Sgt. Joseph Subic's return from captivity in Iran was cheered from coast to coast, like the other hostages'. He still gets invited to parades, like the others. He calls himself a super patriot. But officially, the Army has decreed that he is not a hero.

Subic, 24, picked up his last regular Army paycheck Wednesday at Fort Myer, receiving an honorable discharge about a year ahead of schedule. In May, he had became the only serviceman captured in Iran to be denied a medal. m

Subic said he had turned down an invitation to lead a Fourth of July parade in Ypsilanti, Mich., near his parents' home in Redford Township, so that he can be in the crowd at the base of the Washington Monument, listening to the Beach Boys and feeling the pounding of the national fireworks. He will fly home next week instead, to talk to his lawyer about the book he's going to write telling his side of it.

"I'm still a super patriot," he said evenly yesterday as he prepared to leave his northern Virginia home to go to a night class at George Washington University.

"I never claimed to be a hero. . . . If anybody was in my situation in Iran, they would have done the same thing. I've never considered myself un-American."

But he said he feels that perhaps his life has "been altered more than the others."

His lawyer, Gerald Davis of Detroit, echoed this, saying Subic "may have sustained the greatest damage of any hostage." He referred to the stigma of the Army's denial of the medal as the "cross he must bear."

However, Subic and Davis said the former sergeant has "no gripe" against the Army. The attorney declined comment on any possible future legal action he might want to take in Subic's behalf.

In a time of high hopes and low expectations, Americans hailed the hostages' sheer survival as a heroic act in January, when they were freed.

But when it came time to hand out the medals, the Army awards panel decided that Subic's behavior was questionable.

Among the few details known about Subic's behavior in captivity is that he was one of several hostages who appeared in Iranian films, made shortly after the takeover, condemning the American role in that country. At one point, he accused Americans at the embassy in Tehran of engaging in "espionage."

In April, Subic told a reporter that the films were faked. He also said he was badly beaten by professional interrogators and that he still has stomach pains caused in part by a bleeding ulcer. At the time of his discharge this week, he said, "I can justify what I did. . . . When somebody puts a gun to your head and pulls the trigger and nothing goes off, then they pull it again. . . . The question is, how long before you speak?"

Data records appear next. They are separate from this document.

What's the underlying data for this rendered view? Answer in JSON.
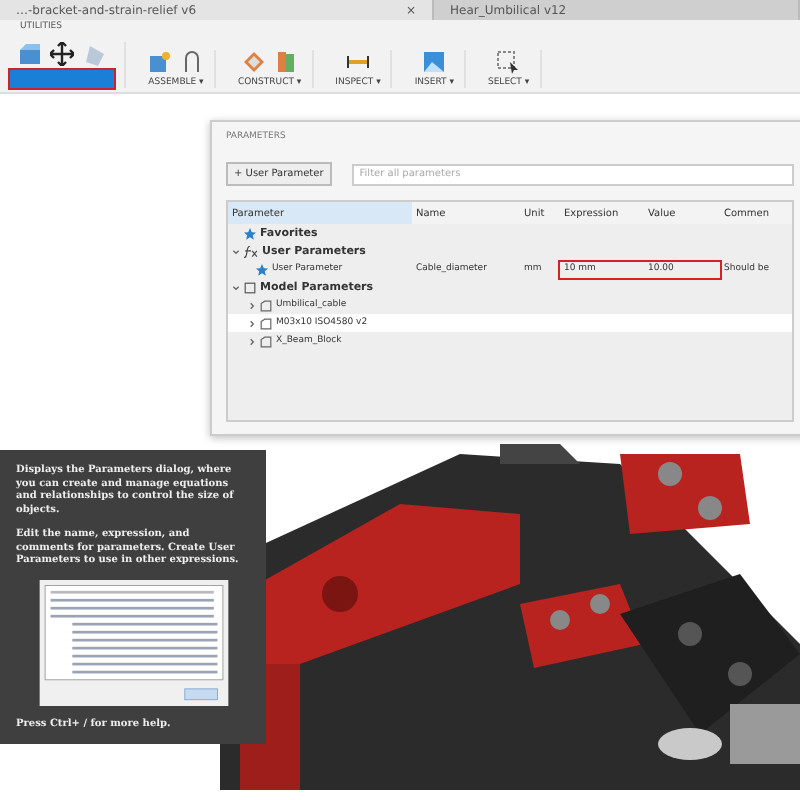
{
  "tabs": [
    {
      "title": "…-bracket-and-strain-relief v6",
      "close": "×",
      "selected": true
    },
    {
      "title": "Hear_Umbilical v12",
      "selected": false
    }
  ],
  "toolbar": {
    "tab": "UTILITIES",
    "highlight": {
      "selected": true
    },
    "groups": [
      {
        "label": "ASSEMBLE ▾"
      },
      {
        "label": "CONSTRUCT ▾"
      },
      {
        "label": "INSPECT ▾"
      },
      {
        "label": "INSERT ▾"
      },
      {
        "label": "SELECT ▾"
      }
    ]
  },
  "dialog": {
    "title": "PARAMETERS",
    "add_button": "+ User Parameter",
    "filter": {
      "placeholder": "Filter all parameters"
    },
    "columns": [
      "Parameter",
      "Name",
      "Unit",
      "Expression",
      "Value",
      "Commen"
    ],
    "rows": [
      {
        "kind": "favorites",
        "label": "Favorites"
      },
      {
        "kind": "user-group",
        "label": "User Parameters",
        "expanded": true
      },
      {
        "kind": "param",
        "label": "User Parameter",
        "name": "Cable_diameter",
        "unit": "mm",
        "expression": "10 mm",
        "value": "10.00",
        "comment": "Should be",
        "highlighted": true
      },
      {
        "kind": "model-group",
        "label": "Model Parameters",
        "expanded": true
      },
      {
        "kind": "component",
        "label": "Umbilical_cable",
        "selected": false
      },
      {
        "kind": "component",
        "label": "M03x10 ISO4580 v2",
        "selected": true
      },
      {
        "kind": "component",
        "label": "X_Beam_Block",
        "selected": false
      }
    ]
  },
  "tooltip": {
    "paragraphs": [
      "Displays the Parameters dialog, where you can create and manage equations and relationships to control the size of objects.",
      "Edit the name, expression, and comments for parameters. Create User Parameters to use in other expressions."
    ],
    "footer": "Press Ctrl+ / for more help."
  }
}
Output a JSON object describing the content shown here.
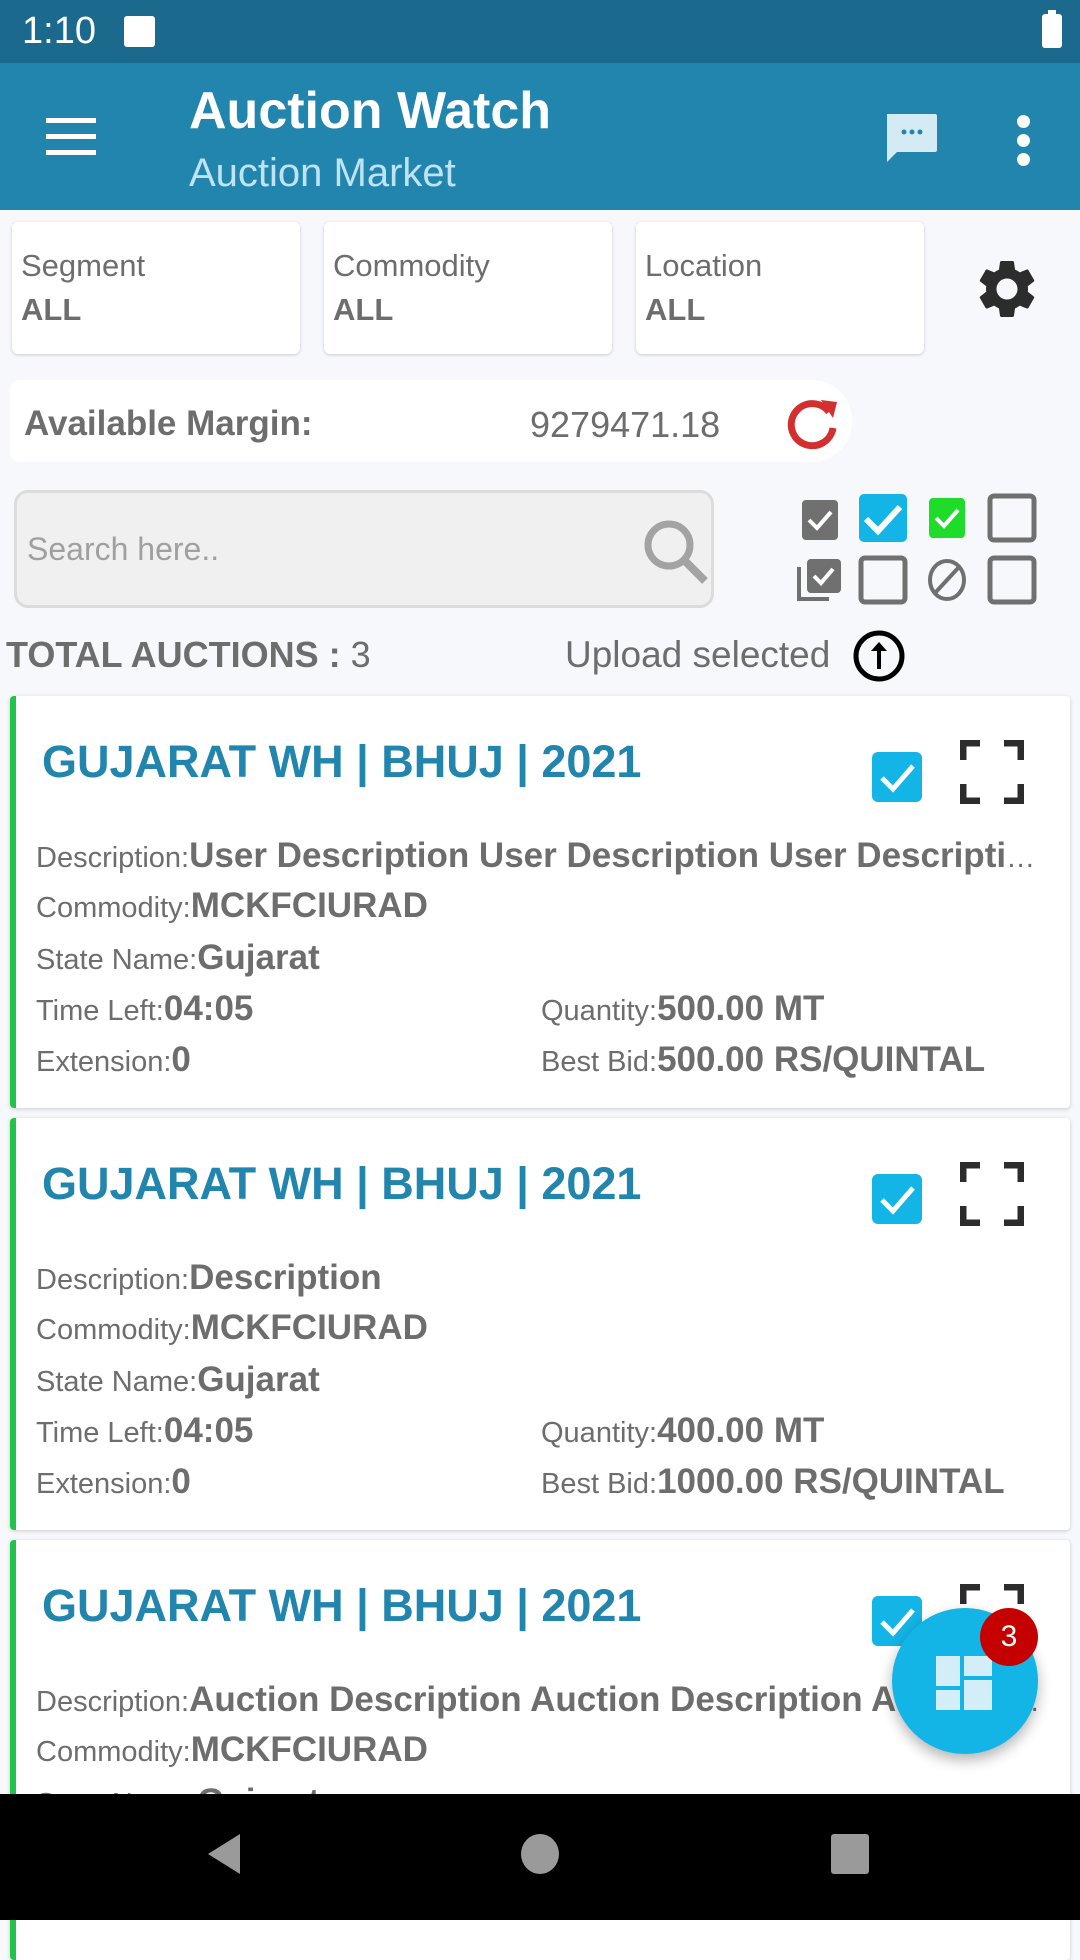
{
  "status_bar": {
    "time": "1:10"
  },
  "app_bar": {
    "title": "Auction Watch",
    "subtitle": "Auction Market"
  },
  "filters": [
    {
      "label": "Segment",
      "value": "ALL"
    },
    {
      "label": "Commodity",
      "value": "ALL"
    },
    {
      "label": "Location",
      "value": "ALL"
    }
  ],
  "margin": {
    "label": "Available Margin:",
    "value": "9279471.18"
  },
  "search": {
    "placeholder": "Search here..",
    "value": ""
  },
  "status_filters": [
    {
      "name": "all-selected",
      "state": "checked",
      "color": "#707070"
    },
    {
      "name": "selected",
      "state": "checked",
      "color": "#12b5e5"
    },
    {
      "name": "won",
      "state": "checked",
      "color": "#1fdc2a"
    },
    {
      "name": "unchecked-1",
      "state": "unchecked",
      "color": "#707070"
    },
    {
      "name": "multi-select",
      "state": "checked",
      "color": "#707070"
    },
    {
      "name": "unchecked-2",
      "state": "unchecked",
      "color": "#707070"
    },
    {
      "name": "blocked",
      "state": "blocked",
      "color": "#707070"
    },
    {
      "name": "unchecked-3",
      "state": "unchecked",
      "color": "#707070"
    }
  ],
  "summary": {
    "total_label": "TOTAL AUCTIONS :",
    "total_value": "3",
    "upload_label": "Upload selected"
  },
  "labels": {
    "description": "Description:",
    "commodity": "Commodity:",
    "state": "State Name:",
    "time_left": "Time Left:",
    "extension": "Extension:",
    "quantity": "Quantity:",
    "best_bid": "Best Bid:"
  },
  "auctions": [
    {
      "title": "GUJARAT WH | BHUJ | 2021",
      "description": "User Description User Description User Description User Description",
      "commodity": "MCKFCIURAD",
      "state": "Gujarat",
      "time_left": "04:05",
      "extension": "0",
      "quantity": "500.00 MT",
      "best_bid": "500.00 RS/QUINTAL",
      "selected": true
    },
    {
      "title": "GUJARAT WH | BHUJ | 2021",
      "description": "Description",
      "commodity": "MCKFCIURAD",
      "state": "Gujarat",
      "time_left": "04:05",
      "extension": "0",
      "quantity": "400.00 MT",
      "best_bid": "1000.00 RS/QUINTAL",
      "selected": true
    },
    {
      "title": "GUJARAT WH | BHUJ | 2021",
      "description": "Auction Description Auction Description  Auction Description",
      "commodity": "MCKFCIURAD",
      "state": "Gujarat",
      "selected": true
    }
  ],
  "fab": {
    "badge": "3"
  },
  "colors": {
    "primary": "#2185ae",
    "status_bar": "#1b6a8e",
    "accent": "#12b5e5",
    "card_border": "#22c34c",
    "badge": "#c50000",
    "refresh": "#d32f2f"
  }
}
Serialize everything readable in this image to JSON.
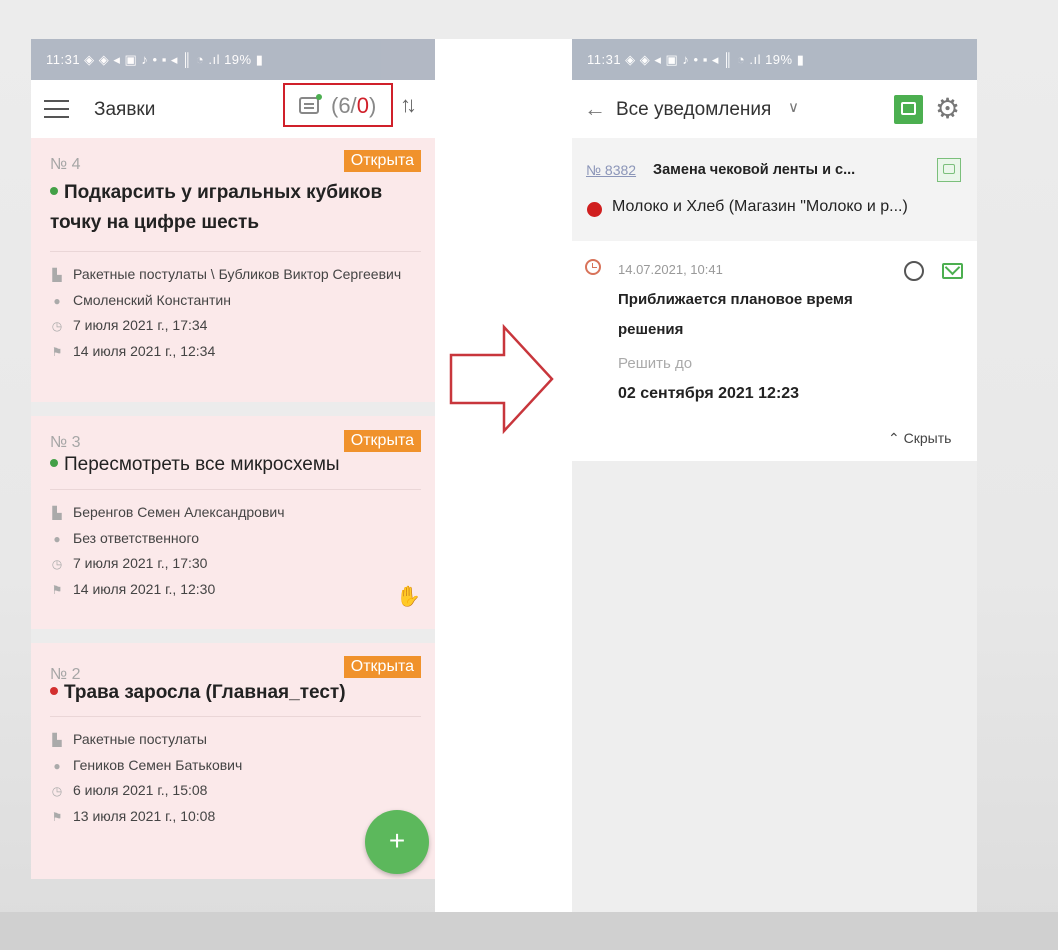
{
  "left": {
    "status_time": "11:31 ◈ ◈ ◂ ▣ ♪  •      ▪ ◂ ║ ◔ .ıl 19% ▮",
    "header": {
      "title": "Заявки",
      "notif_open": "(6/",
      "notif_zero": "0",
      "notif_close": ")"
    },
    "cards": [
      {
        "number": "№ 4",
        "status": "Открыта",
        "title": "Подкарсить у игральных кубиков точку на цифре шесть",
        "dot_color": "#43a047",
        "company": "Ракетные постулаты \\ Бубликов Виктор Сергеевич",
        "assignee": "Смоленский Константин",
        "created": "7 июля 2021 г., 17:34",
        "deadline": "14 июля 2021 г., 12:34"
      },
      {
        "number": "№ 3",
        "status": "Открыта",
        "title": "Пересмотреть все микросхемы",
        "dot_color": "#43a047",
        "company": "Беренгов Семен Александрович",
        "assignee": "Без ответственного",
        "created": "7 июля 2021 г., 17:30",
        "deadline": "14 июля 2021 г., 12:30"
      },
      {
        "number": "№ 2",
        "status": "Открыта",
        "title": "Трава заросла (Главная_тест)",
        "dot_color": "#d32f2f",
        "company": "Ракетные постулаты",
        "assignee": "Геников Семен Батькович",
        "created": "6 июля 2021 г., 15:08",
        "deadline": "13 июля 2021 г., 10:08"
      }
    ],
    "fab": "+"
  },
  "right": {
    "status_time": "11:31 ◈ ◈ ◂ ▣ ♪  •      ▪ ◂ ║ ◔ .ıl 19% ▮",
    "header": {
      "title": "Все уведомления"
    },
    "task": {
      "number": "№ 8382",
      "title": "Замена чековой ленты и с...",
      "client": "Молоко и Хлеб (Магазин \"Молоко и р...)"
    },
    "notification": {
      "datetime": "14.07.2021, 10:41",
      "title": "Приближается плановое время решения",
      "due_label": "Решить до",
      "due_value": "02 сентября 2021 12:23",
      "hide": "⌃ Скрыть"
    }
  },
  "colors": {
    "accent_green": "#4caf50",
    "status_orange": "#f0922c",
    "highlight_red": "#d0202a",
    "card_pink": "#fbe9ea"
  }
}
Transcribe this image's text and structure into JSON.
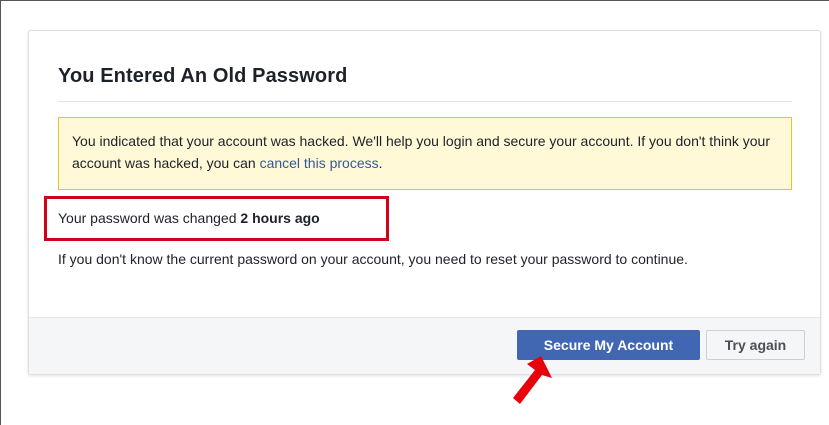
{
  "dialog": {
    "title": "You Entered An Old Password",
    "notice": {
      "text": "You indicated that your account was hacked. We'll help you login and secure your account. If you don't think your account was hacked, you can ",
      "link": "cancel this process",
      "suffix": "."
    },
    "changed": {
      "prefix": "Your password was changed ",
      "time": "2 hours ago"
    },
    "explanation": "If you don't know the current password on your account, you need to reset your password to continue.",
    "buttons": {
      "primary": "Secure My Account",
      "secondary": "Try again"
    }
  },
  "annotations": {
    "highlight_color": "#d0021b",
    "arrow_color": "#e8000b",
    "arrow_icon": "pointer-arrow-icon"
  },
  "colors": {
    "primary_button": "#4267b2",
    "notice_background": "#fff9d7",
    "notice_border": "#e2c822",
    "link": "#365899"
  }
}
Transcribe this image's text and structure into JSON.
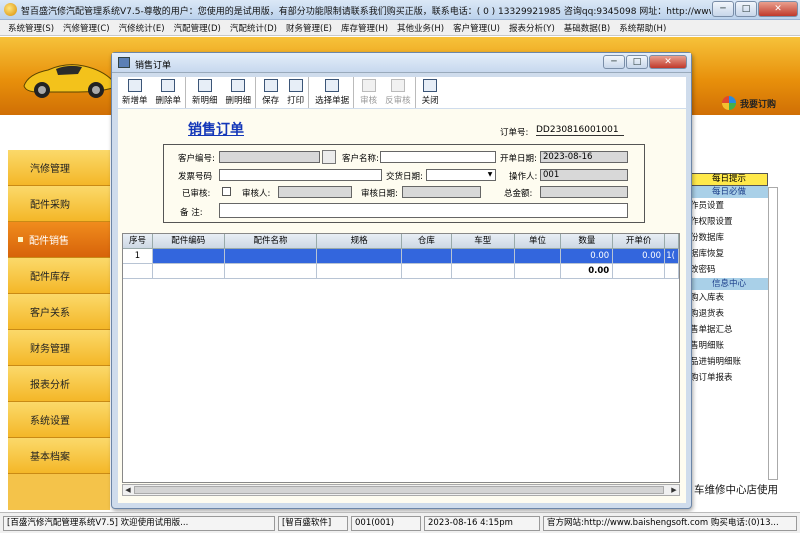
{
  "app": {
    "title": "智百盛汽修汽配管理系统V7.5-尊敬的用户：您使用的是试用版，有部分功能限制请联系我们购买正版，联系电话：( 0 ) 13329921985  咨询qq:9345098   网址：http://www.bai..."
  },
  "window_buttons": {
    "minimize": "─",
    "maximize": "□",
    "close": "✕"
  },
  "menu": [
    "系统管理(S)",
    "汽修管理(C)",
    "汽修统计(E)",
    "汽配管理(D)",
    "汽配统计(D)",
    "财务管理(E)",
    "库存管理(H)",
    "其他业务(H)",
    "客户管理(U)",
    "报表分析(Y)",
    "基础数据(B)",
    "系统帮助(H)"
  ],
  "banner": {
    "order_label": "我要订购"
  },
  "sidebar": {
    "items": [
      {
        "label": "汽修管理",
        "active": false
      },
      {
        "label": "配件采购",
        "active": false
      },
      {
        "label": "配件销售",
        "active": true
      },
      {
        "label": "配件库存",
        "active": false
      },
      {
        "label": "客户关系",
        "active": false
      },
      {
        "label": "财务管理",
        "active": false
      },
      {
        "label": "报表分析",
        "active": false
      },
      {
        "label": "系统设置",
        "active": false
      },
      {
        "label": "基本档案",
        "active": false
      }
    ]
  },
  "right_panel": {
    "header": "每日提示",
    "section1": "每日必做",
    "items1": [
      "作员设置",
      "作权限设置",
      "份数据库",
      "据库恢复",
      "改密码"
    ],
    "section2": "信息中心",
    "items2": [
      "购入库表",
      "购退货表",
      "售单据汇总",
      "售明细账",
      "品进销明细账",
      "购订单报表"
    ],
    "footer": "车维修中心店使用"
  },
  "child": {
    "title": "销售订单",
    "toolbar": [
      {
        "label": "新增单",
        "icon": "new-doc-icon",
        "enabled": true
      },
      {
        "label": "删除单",
        "icon": "delete-doc-icon",
        "enabled": true
      },
      {
        "label": "新明细",
        "icon": "new-detail-icon",
        "enabled": true
      },
      {
        "label": "删明细",
        "icon": "delete-detail-icon",
        "enabled": true
      },
      {
        "label": "保存",
        "icon": "save-icon",
        "enabled": true
      },
      {
        "label": "打印",
        "icon": "print-icon",
        "enabled": true
      },
      {
        "label": "选择单据",
        "icon": "binoculars-icon",
        "enabled": true
      },
      {
        "label": "审核",
        "icon": "approve-icon",
        "enabled": false
      },
      {
        "label": "反审核",
        "icon": "unapprove-icon",
        "enabled": false
      },
      {
        "label": "关闭",
        "icon": "exit-icon",
        "enabled": true
      }
    ],
    "doc_title": "销售订单",
    "order_no_label": "订单号:",
    "order_no": "DD230816001001",
    "form": {
      "customer_code_label": "客户编号:",
      "customer_code": "",
      "customer_name_label": "客户名称:",
      "customer_name": "",
      "open_date_label": "开单日期:",
      "open_date": "2023-08-16",
      "invoice_no_label": "发票号码",
      "invoice_no": "",
      "delivery_date_label": "交货日期:",
      "delivery_date": "",
      "operator_label": "操作人:",
      "operator": "001",
      "approved_label": "已审核:",
      "approver_label": "审核人:",
      "approver": "",
      "approve_date_label": "审核日期:",
      "approve_date": "",
      "total_label": "总金额:",
      "total": "",
      "remark_label": "备   注:",
      "remark": ""
    },
    "grid": {
      "columns": [
        "序号",
        "配件编码",
        "配件名称",
        "规格",
        "仓库",
        "车型",
        "单位",
        "数量",
        "开单价",
        ""
      ],
      "rows": [
        [
          "1",
          "",
          "",
          "",
          "",
          "",
          "",
          "0.00",
          "0.00",
          "1("
        ]
      ],
      "totals": [
        "",
        "",
        "",
        "",
        "",
        "",
        "",
        "0.00",
        "",
        ""
      ]
    }
  },
  "statusbar": {
    "app": "[百盛汽修汽配管理系统V7.5] 欢迎使用试用版...",
    "company": "[智百盛软件]",
    "user": "001(001)",
    "datetime": "2023-08-16 4:15pm",
    "website": "官方网站:http://www.baishengsoft.com  购买电话:(0)13..."
  },
  "colors": {
    "banner": "#e8900b",
    "sidebar": "#f4b728",
    "sidebar_active": "#e0700f",
    "doc_title": "#1336b8",
    "grid_selection": "#3366dd"
  }
}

Subic says his early discharge was in response to his request, made in April, and that he has the paperwork to prove it. However, Pentagon spokesman Maj. James Weiskopf disagreed. The Army made its own determination in the case, independent of Subic's wishes, he said, adding that the Privacy Act bars him from giving details not first released by Subic.

Subic said he is considering reenlisting as a commissioned officer in the Army reserve, with the approval of the officer who has been his boss since he returned from Iran.

He has been at Arlington Hall Station, under Capt. Godfrey Leonard, in military intelligence. The captain's recommendation letter applies such words as "maturity, integrity and determination," boost to office morale" and "excellent capability" to Subic, according to Subic's lawyer.

But Subic has withdrawn his application for the reserves, according to Weiskopf.

Subic described his seven-year millitary record before his captivity as "unblemished," and said he had received two commendation medals.

But Subic is saving his version of his captivity for his ghost-writer, whom he said is already lined up. And his lawyer says he is negotiating with publishers.

The story would start with a kid so patriotic that his high school acquaintances in Bowling Green, Ohio, labeled him "G.I. Joe." In the midst of anti-war longhairs in the mid-1970s, he would come to class with his hair in a flat-top, wearing Army fatigues and paratrooper boots, and once brought a rifle to English class for a demonstration, his classmates remembered. He was interested in police work, and liked to ride around in patrol cars.

He said yesterday that he may still decide to go into law enforcement.

His father, Joseph Subic Sr., is a retired Army lieutenant colonel who sells real estate. He and Subic's mother, Helen, moved from Bowling Green to Redford Township not long ago, and have tended to avoid talking to reporters about their son ever since he was captured.

Subic became engaged to his British girlfriend last year while he was still a captive, reportedly with the assistance of diplomats in Tehran. The two have since married. Subic refuses to discuss her, expect to say that the entire ordeal has been, for her, "terrible, but she's hanging in there."